Advertisement

Archive for Monday, December 7, 2009

Go!

Paper trail: Lawrence residents switch to electronic billing to save on environmental waste

December 7, 2009

Advertisement

Online billing, local providers

City of Lawrence

Black Hills Energy

Westar Energy

Sunflower Broadband

AT&T

Saving the environment is an easier sell when it’s convenient and saves money.

A recent study found by switching to electronic billing, customers and businesses can significantly reduce paper usage. Electronic billing means that customers no longer receive paper statements, nor do they mail checks for bills such as credit cards, student loans, mortgages and utilities. Customers receive and pay their bills online.

The study, commissioned by PayItGreen, found that per year, each person who switches to electronic billing saves 6.6 pounds of paper, avoids producing 171 pounds of greenhouse gas emissions, avoids releasing 63 gallons of wastewater and saves 4.5 gallons of gasoline to mail paper items on average.

That’s the equivalent of planting two tree seedlings and letting them grow for a decade or preserving 24 square feet of forestland.

PayItGreen is a nonprofit organization that educates businesses and consumers about the environmental advantages of electronic billing. It’s paid for by financial institutions, financial industry service providers and businesses.

Lawrence resident Claudia Dozier has been using electronic billing for years.

“I pay all of my bills online; I don’t get anything paper through the mail anymore. It’s easier, I don’t have to write checks, it results in me not getting tons and tons of stuff in the mail,” Dozier says. “It just makes it simpler.”

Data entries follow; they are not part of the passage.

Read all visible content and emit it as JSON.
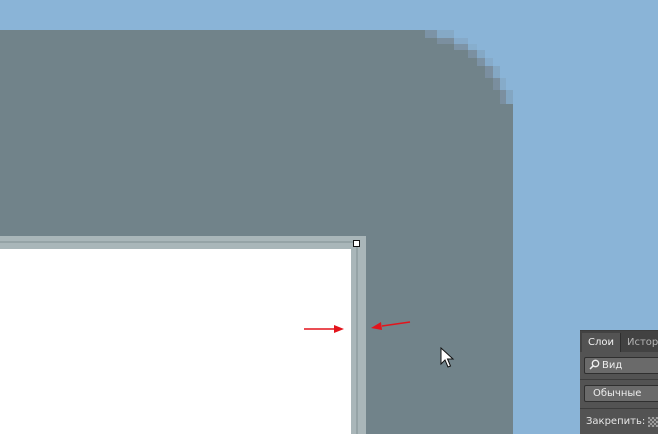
{
  "colors": {
    "zoomed_background": "#8ab4d7",
    "canvas_gray": "#71838a",
    "frame_gray": "#a9b6b9",
    "document_white": "#ffffff",
    "annotation_arrow": "#e3141c",
    "panel_dark": "#535353"
  },
  "icons": {
    "selection_handle": "square-handle-icon",
    "cursor": "mouse-pointer-icon",
    "annotation": "red-arrow-icon",
    "search": "magnifier-icon",
    "lock_transparency": "checkerboard-icon"
  },
  "layers_panel": {
    "tabs": [
      {
        "label": "Слои",
        "active": true
      },
      {
        "label": "Истор",
        "active": false
      }
    ],
    "filter_label": "Вид",
    "blend_mode": "Обычные",
    "lock_label": "Закрепить:"
  }
}
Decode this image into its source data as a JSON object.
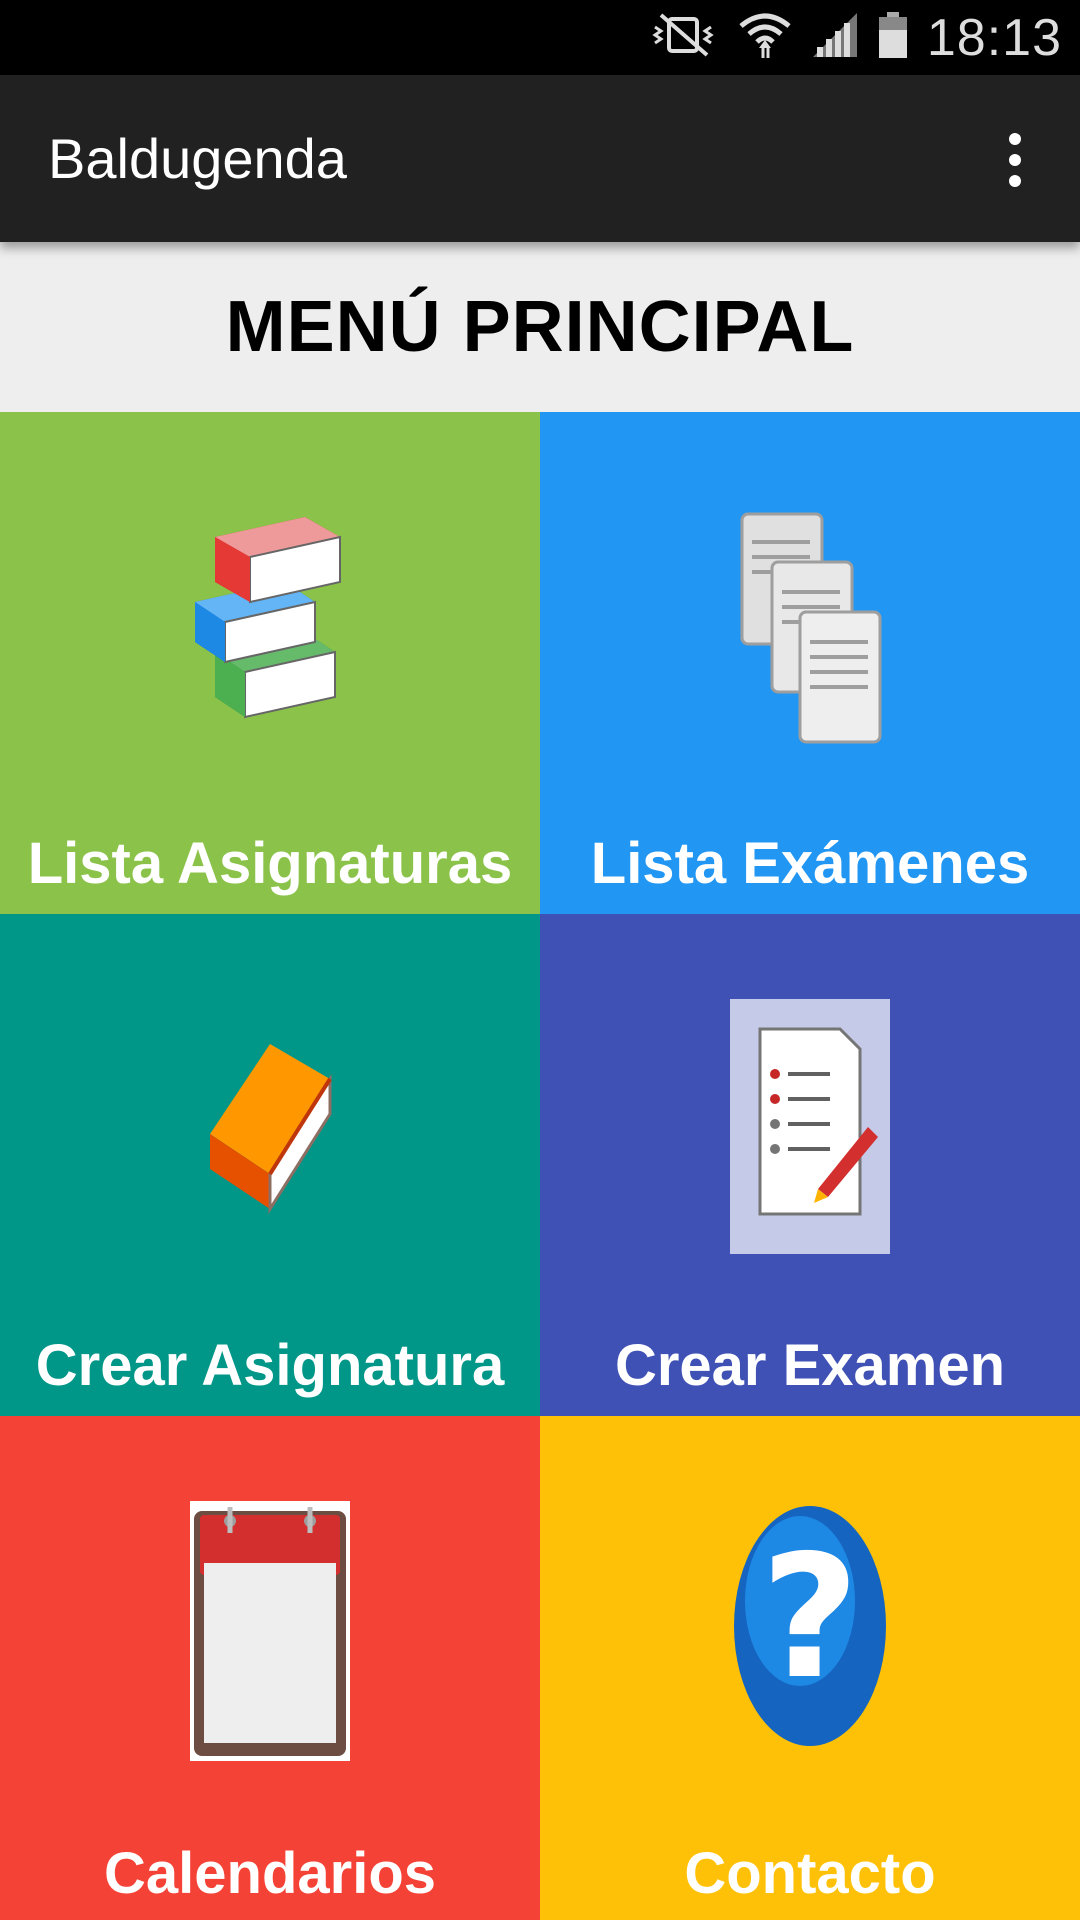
{
  "status_bar": {
    "time": "18:13",
    "icons": [
      "vibrate-icon",
      "wifi-icon",
      "signal-icon",
      "battery-icon"
    ]
  },
  "app_bar": {
    "title": "Baldugenda",
    "overflow_icon": "more-vert-icon"
  },
  "header": {
    "title": "MENÚ PRINCIPAL"
  },
  "tiles": [
    {
      "label": "Lista Asignaturas",
      "color": "#8BC34A",
      "icon": "books-stack-icon"
    },
    {
      "label": "Lista Exámenes",
      "color": "#2196F3",
      "icon": "documents-icon"
    },
    {
      "label": "Crear Asignatura",
      "color": "#009688",
      "icon": "book-icon"
    },
    {
      "label": "Crear Examen",
      "color": "#3F51B5",
      "icon": "exam-checklist-icon"
    },
    {
      "label": "Calendarios",
      "color": "#F44336",
      "icon": "calendar-icon"
    },
    {
      "label": "Contacto",
      "color": "#FFC107",
      "icon": "help-icon"
    }
  ]
}
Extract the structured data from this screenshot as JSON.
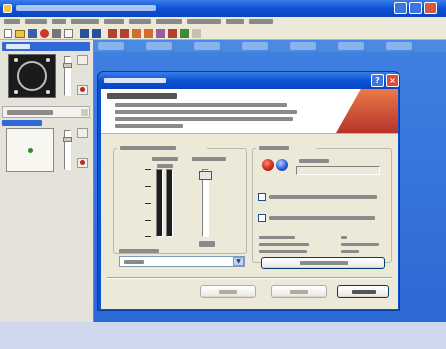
{
  "app": {
    "title": "",
    "menu": [],
    "ruler": [],
    "track1": {
      "name": ""
    },
    "track2": {
      "name": "",
      "button": ""
    }
  },
  "dialog": {
    "title": "",
    "heading": "",
    "description": "",
    "input_group": {
      "title": "",
      "meter_label": "",
      "level_label": "",
      "scale": [],
      "level_percent": 100,
      "source_label": "",
      "source_value": ""
    },
    "navigation": {
      "title": "",
      "position_label": "",
      "stop_on_signal": "",
      "stop_after_silence": "",
      "disk_free_label": "",
      "disk_free_value": "",
      "file_name_label": "",
      "file_name_value": "",
      "max_time_label": "",
      "max_time_value": "",
      "change_file_button": ""
    },
    "buttons": {
      "back": "",
      "next": "",
      "cancel": ""
    }
  },
  "colors": {
    "titlebar": "#0a4fd4",
    "dialog_bg": "#ece9d8",
    "close_button": "#e0473a",
    "record_button": "#d0281c",
    "play_button": "#2a5cd6"
  }
}
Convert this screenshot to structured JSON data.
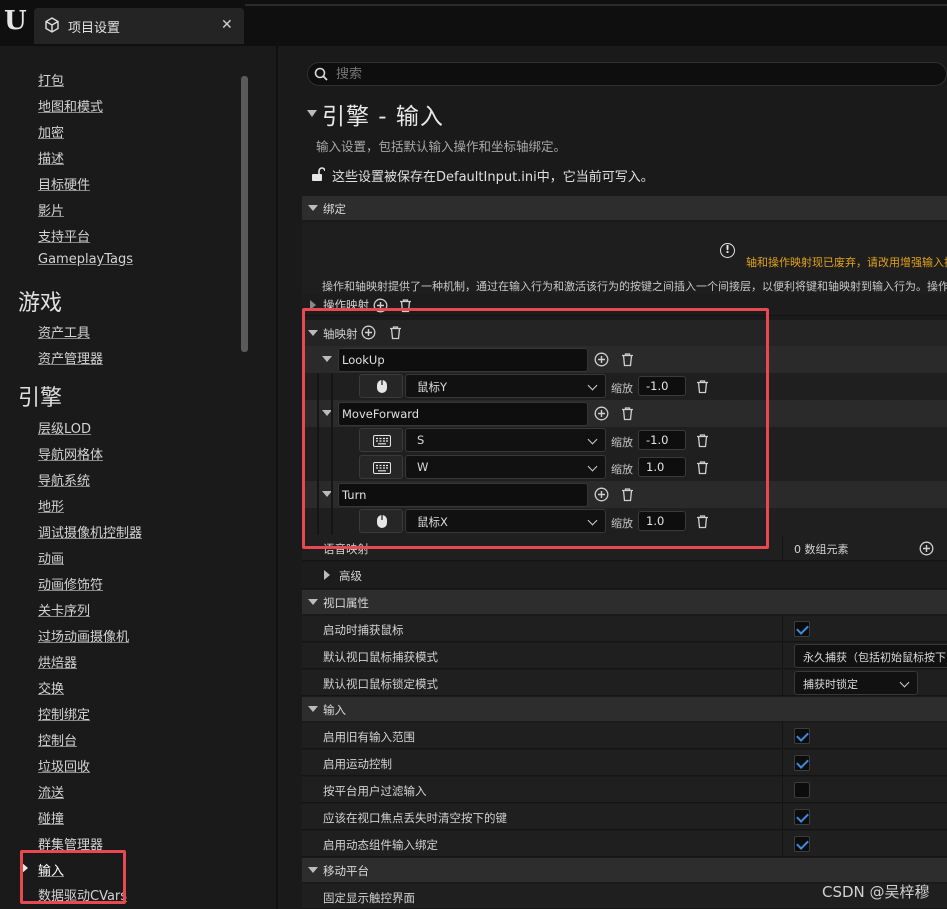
{
  "window": {
    "tab_title": "项目设置"
  },
  "sidebar": {
    "items_top": [
      "打包",
      "地图和模式",
      "加密",
      "描述",
      "目标硬件",
      "影片",
      "支持平台",
      "GameplayTags"
    ],
    "section_game": "游戏",
    "items_game": [
      "资产工具",
      "资产管理器"
    ],
    "section_engine": "引擎",
    "items_engine": [
      "层级LOD",
      "导航网格体",
      "导航系统",
      "地形",
      "调试摄像机控制器",
      "动画",
      "动画修饰符",
      "关卡序列",
      "过场动画摄像机",
      "烘焙器",
      "交换",
      "控制绑定",
      "控制台",
      "垃圾回收",
      "流送",
      "碰撞",
      "群集管理器",
      "输入",
      "数据驱动CVars"
    ]
  },
  "search": {
    "placeholder": "搜索"
  },
  "header": {
    "title": "引擎 - 输入",
    "subtitle": "输入设置，包括默认输入操作和坐标轴绑定。",
    "save_note": "这些设置被保存在DefaultInput.ini中，它当前可写入。"
  },
  "bindings": {
    "category": "绑定",
    "warning": "轴和操作映射现已废弃，请改用增强输入插",
    "description": "操作和轴映射提供了一种机制，通过在输入行为和激活该行为的按键之间插入一个间接层，以便利将键和轴映射到输入行为。操作",
    "action_mappings_label": "操作映射",
    "axis_mappings_label": "轴映射",
    "scale_label": "缩放",
    "axis_mappings": [
      {
        "name": "LookUp",
        "keys": [
          {
            "icon": "mouse-icon",
            "key": "鼠标Y",
            "scale": "-1.0"
          }
        ]
      },
      {
        "name": "MoveForward",
        "keys": [
          {
            "icon": "keyboard-icon",
            "key": "S",
            "scale": "-1.0"
          },
          {
            "icon": "keyboard-icon",
            "key": "W",
            "scale": "1.0"
          }
        ]
      },
      {
        "name": "Turn",
        "keys": [
          {
            "icon": "mouse-icon",
            "key": "鼠标X",
            "scale": "1.0"
          }
        ]
      }
    ],
    "speech_mappings_label": "语音映射",
    "speech_mappings_value": "0 数组元素",
    "advanced_label": "高级"
  },
  "viewport": {
    "category": "视口属性",
    "capture_mouse_label": "启动时捕获鼠标",
    "capture_mouse": true,
    "capture_mode_label": "默认视口鼠标捕获模式",
    "capture_mode_value": "永久捕获（包括初始鼠标按下",
    "lock_mode_label": "默认视口鼠标锁定模式",
    "lock_mode_value": "捕获时锁定"
  },
  "input": {
    "category": "输入",
    "rows": [
      {
        "label": "启用旧有输入范围",
        "checked": true
      },
      {
        "label": "启用运动控制",
        "checked": true
      },
      {
        "label": "按平台用户过滤输入",
        "checked": false
      },
      {
        "label": "应该在视口焦点丢失时清空按下的键",
        "checked": true
      },
      {
        "label": "启用动态组件输入绑定",
        "checked": true
      }
    ]
  },
  "mobile": {
    "category": "移动平台",
    "first_row": "固定显示触控界面"
  },
  "watermark": "CSDN @吴梓穆",
  "colors": {
    "accent_red": "#e8484f",
    "check_blue": "#3d8bdc",
    "warning_orange": "#e2a21b"
  }
}
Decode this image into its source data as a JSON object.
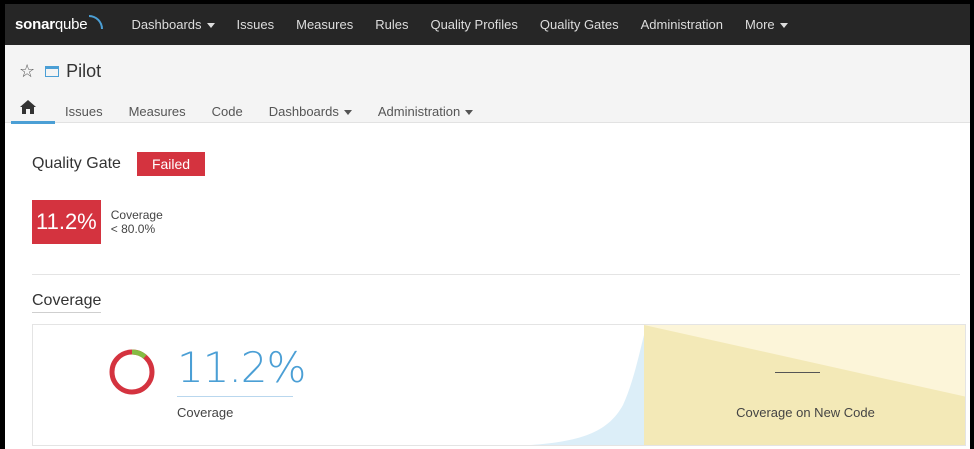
{
  "topnav": {
    "logo_bold": "sonar",
    "logo_light": "qube",
    "items": [
      {
        "label": "Dashboards",
        "dropdown": true
      },
      {
        "label": "Issues",
        "dropdown": false
      },
      {
        "label": "Measures",
        "dropdown": false
      },
      {
        "label": "Rules",
        "dropdown": false
      },
      {
        "label": "Quality Profiles",
        "dropdown": false
      },
      {
        "label": "Quality Gates",
        "dropdown": false
      },
      {
        "label": "Administration",
        "dropdown": false
      },
      {
        "label": "More",
        "dropdown": true
      }
    ]
  },
  "project": {
    "name": "Pilot",
    "tabs": [
      {
        "label": "Issues"
      },
      {
        "label": "Measures"
      },
      {
        "label": "Code"
      },
      {
        "label": "Dashboards"
      },
      {
        "label": "Administration"
      }
    ]
  },
  "quality_gate": {
    "label": "Quality Gate",
    "status": "Failed",
    "condition": {
      "value": "11.2%",
      "metric": "Coverage",
      "threshold": "< 80.0%"
    }
  },
  "coverage": {
    "section_title": "Coverage",
    "value": "11.2%",
    "value_fraction": 0.112,
    "label": "Coverage",
    "new_code_value": "—",
    "new_code_label": "Coverage on New Code"
  },
  "colors": {
    "failed": "#d4333f",
    "accent": "#4b9fd5",
    "covered": "#85bb43",
    "new_code_bg": "#f3e9b7"
  }
}
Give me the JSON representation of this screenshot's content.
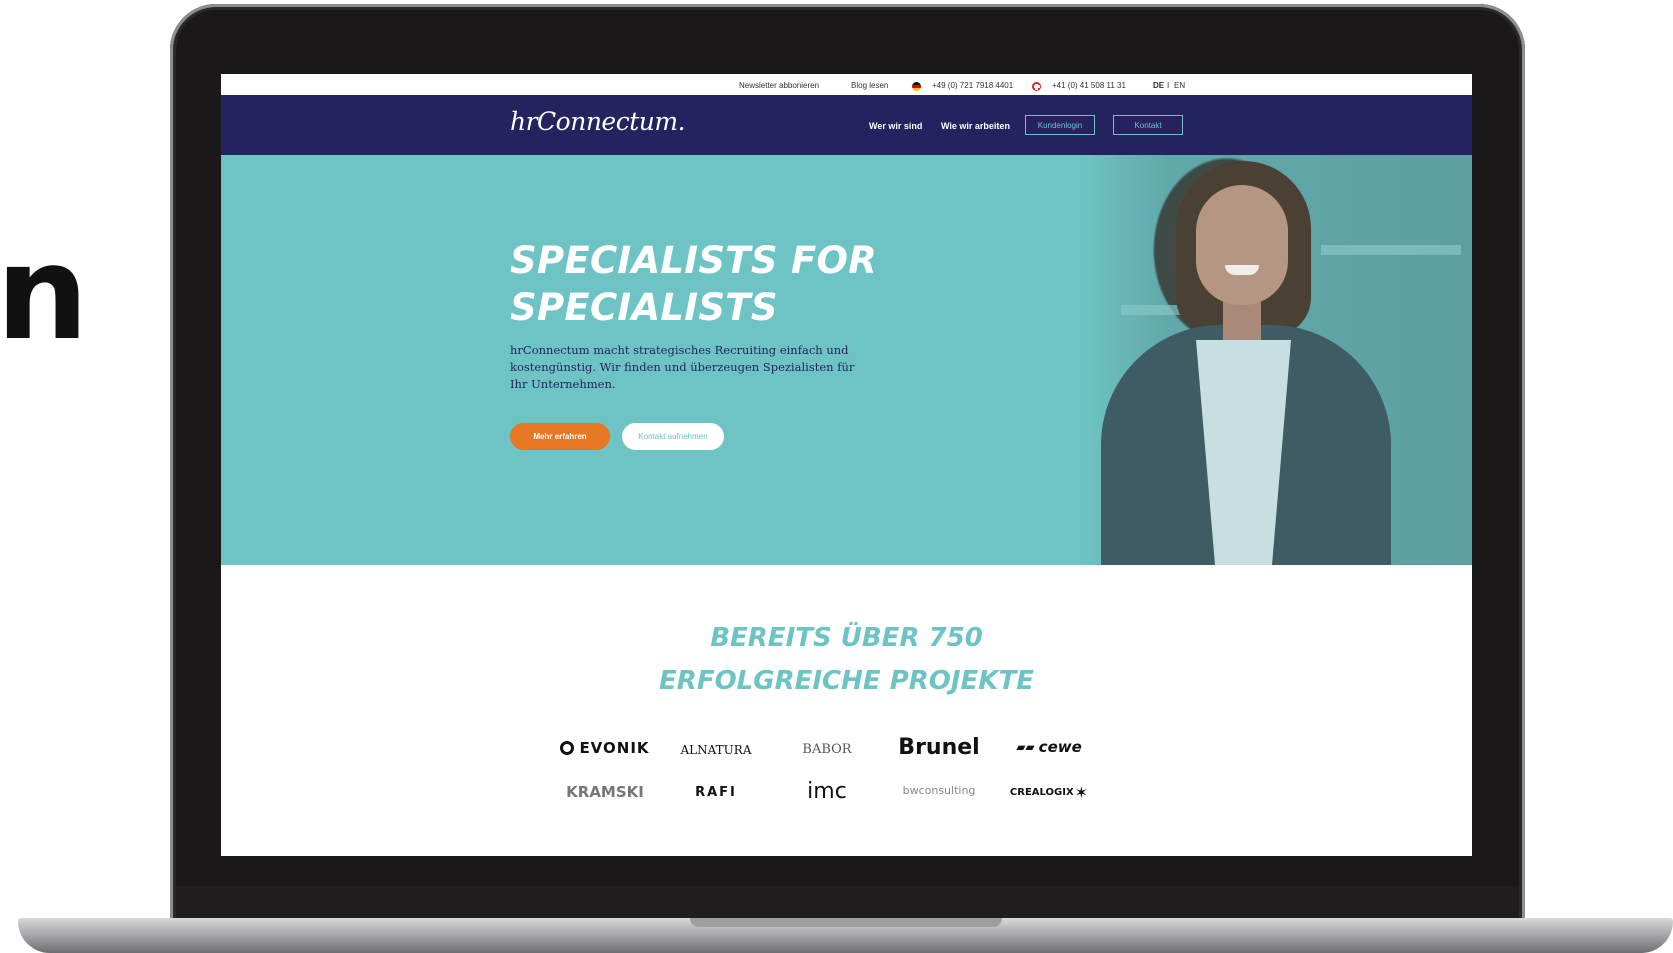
{
  "side_text": "n",
  "utility_bar": {
    "newsletter": "Newsletter abbonieren",
    "blog": "Blog lesen",
    "phone_de": "+49 (0) 721 7918 4401",
    "phone_ch": "+41 (0) 41 508 11 31",
    "lang_de": "DE",
    "lang_sep": "I",
    "lang_en": "EN"
  },
  "nav": {
    "logo": "hrConnectum.",
    "link_about": "Wer wir sind",
    "link_how": "Wie wir arbeiten",
    "btn_login": "Kundenlogin",
    "btn_contact": "Kontakt"
  },
  "hero": {
    "title_line1": "SPECIALISTS FOR",
    "title_line2": "SPECIALISTS",
    "text": "hrConnectum macht strategisches Recruiting einfach und kostengünstig. Wir finden und überzeugen Spezialisten für Ihr Unternehmen.",
    "btn_more": "Mehr erfahren",
    "btn_contact": "Kontakt aufnehmen"
  },
  "projects": {
    "title_line1": "BEREITS ÜBER 750",
    "title_line2": "ERFOLGREICHE PROJEKTE"
  },
  "client_logos": [
    "EVONIK",
    "ALNATURA",
    "BABOR",
    "Brunel",
    "cewe",
    "KRAMSKI",
    "RAFI",
    "imc",
    "bwconsulting",
    "CREALOGIX"
  ],
  "colors": {
    "navy": "#25235f",
    "teal": "#6ec4c4",
    "orange": "#e87723"
  }
}
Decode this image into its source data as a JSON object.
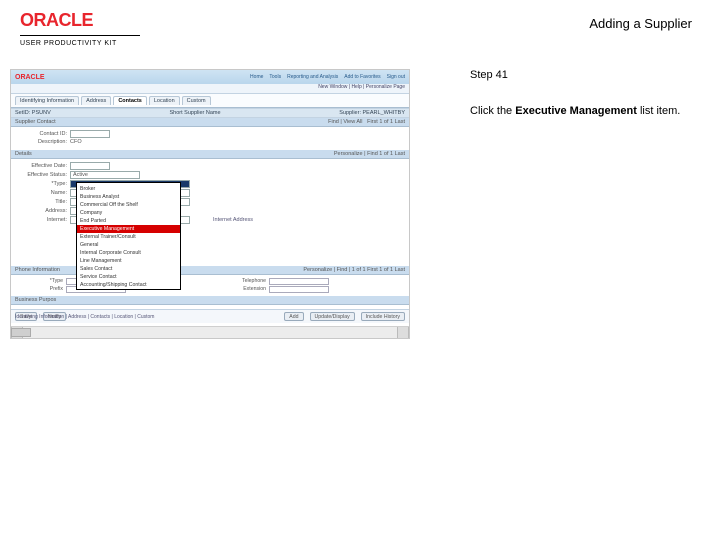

Dozier says it’s a combination of the convenience and paper savings that got her to switch. She also likes not having to take the time to shred all the mailings from companies, too.

The numbers for the environment add up quickly. If 2 percent of U.S. households switched to electronic billing per year, it would save more than 15 million pounds of paper, preserve more than 181,000 trees, prevent more than 143 million gallons of wastewater from entering the environment and eliminate 390 million pounds of greenhouse gases, according to PayItGreen.

Those environmental benefits may or may not translate into financial savings. A person with 20 bills a month can save more than $100 a year in the postage, checks, and fuel needed to mail payments, according to NACHA, The Electronic Payments Association. But convenience fees can be associated with paying via credit card online, so check with individual providers.

More people have the ability to switch to electronic billing now. According to the Pew Internet and American Life Project, 63 percent of adults had home broadband internet access as of April this year.

For now, Lawrence resident Brooks Hanson says that he still handles most of his bills the traditional way, writing out checks every month and either mailing them or dropping them off at local offices. That’s about to change, though.

“I’m an old-fashioned guy. I get all my bills in the mail. I can sit down at one time and do it all at once and know it’s done,” he says.

But Hanson plans on spending time out of the country, and it’s the accessibility of online billing that’s getting him to switch, he says. He doesn’t know about the environmental impact of electronic billing, but after learning about it thought it was a good bonus.

“Now I can look up anything I want, and not worry about having someone else taking care of it for me,” he says.

Comments

5 years ago

Agreed. I really like electronic billing.

So when is the City of Lawrence going to give us the option to NOT get a statement? Since I can look up my billing online, why must I still have to get the paper version? Seems like a waste of money to me.

Danielle Brunin 5 years ago

Totally agree. I signed up for and get an online statement, but still get a paper statement. What a waste! Oh, and what's with the fee to pay online? I can see the fee being necessary like ten years ago, but paying your bill online has to be cheaper for the city than returned checks and processing costs.

meustace 5 years ago

Did you know that the fastest growing use of energy is by the IT sector? The total IT energy cost in the UK is greater than the arline industry and in Germany it is estimated that the IT sector uses 10% of the county's energy requirements. 60/70% of all pcs are left on all the time - just so we catch that 'environmentally friendly' ebill and the energy equivalent of an email with a 400k attachment sent to 20 people is buring a 100watt light bulb for 30 minutes! The problem is that people are just not aware of the true cost of electronic communication. So saving paper does save energy but the alternative may use more! And, by the wat, it has been shown that companies prefer ebilling. It's cheaper for them and people don't find their bills so easy to check!

Kat Christian 5 years ago

I pay most of my bills online, however, the ones I do not pay are the those who charge an extra fee to pay online in that case I'll send a check thank you. So sick of this nickle and diming to death. There should NOT be a fee to pay online. Also I'd rather receive a bill so I have a manuel document to confirm my payments and charges. Its a matter of trust anymore. Businesses are so greedy that I'd rather have it documents on paper online is too easy to manipulate. City of Lawrence isn't even set up to receive online payments so I was told anyway. LOL

Commenting has been disabled for this item.